#### [Task description]
Below are records; count the lines in them that hold "chevron" and give only the count.

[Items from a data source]
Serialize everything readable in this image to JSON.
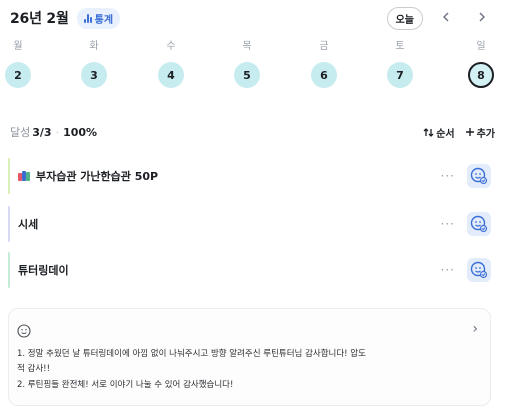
{
  "header": {
    "month": "26년 2월",
    "stats_label": "통계",
    "today_label": "오늘",
    "prev_icon": "chevron-left-icon",
    "next_icon": "chevron-right-icon"
  },
  "week": {
    "labels": [
      "월",
      "화",
      "수",
      "목",
      "금",
      "토",
      "일"
    ],
    "days": [
      "2",
      "3",
      "4",
      "5",
      "6",
      "7",
      "8"
    ],
    "selected_index": 6
  },
  "summary": {
    "label": "달성",
    "count": "3/3",
    "separator": "·",
    "percent": "100%",
    "order_label": "순서",
    "add_label": "추가"
  },
  "tasks": [
    {
      "title": "부자습관 가난한습관 50P",
      "bar_color": "#d9efb8",
      "has_book_icon": true
    },
    {
      "title": "시세",
      "bar_color": "#d8d9f2",
      "has_book_icon": false
    },
    {
      "title": "튜터링데이",
      "bar_color": "#c6ecd8",
      "has_book_icon": false
    }
  ],
  "task_more": "···",
  "memo": {
    "line1": "1. 정말 추웠던 날 튜터링데이에 아낌 없이 나눠주시고 방향 알려주신 루틴튜터님 감사합니다! 압도",
    "line2": "적 감사!!",
    "line3": "2. 루틴핑들 완전체! 서로 이야기 나눌 수 있어 감사했습니다!",
    "chevron": "›"
  },
  "colors": {
    "accent": "#3b6fd6",
    "day_circle": "#c7ecef",
    "check_bg": "#e3ecfb"
  }
}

#### [Exercise output]
3